# ABOUT THIS EXERCISE
A word-for-word restatement of all the records is the required answer.

# RECORD EXCERPTS
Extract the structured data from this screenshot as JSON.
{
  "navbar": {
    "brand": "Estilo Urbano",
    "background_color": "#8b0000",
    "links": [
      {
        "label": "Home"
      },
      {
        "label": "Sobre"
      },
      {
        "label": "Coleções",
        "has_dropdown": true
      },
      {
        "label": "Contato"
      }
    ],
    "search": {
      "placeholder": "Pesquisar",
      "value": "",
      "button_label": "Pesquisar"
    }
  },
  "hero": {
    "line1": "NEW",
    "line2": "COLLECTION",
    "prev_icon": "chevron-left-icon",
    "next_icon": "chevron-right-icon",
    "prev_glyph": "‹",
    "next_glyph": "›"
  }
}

# ANSWER SECTION
Extract the structured data from this screenshot as JSON.
{
  "navbar": {
    "brand": "Estilo Urbano",
    "background_color": "#8b0000",
    "links": [
      {
        "label": "Home"
      },
      {
        "label": "Sobre"
      },
      {
        "label": "Coleções",
        "has_dropdown": true
      },
      {
        "label": "Contato"
      }
    ],
    "search": {
      "placeholder": "Pesquisar",
      "value": "",
      "button_label": "Pesquisar"
    }
  },
  "hero": {
    "line1": "NEW",
    "line2": "COLLECTION",
    "prev_icon": "chevron-left-icon",
    "next_icon": "chevron-right-icon",
    "prev_glyph": "‹",
    "next_glyph": "›"
  }
}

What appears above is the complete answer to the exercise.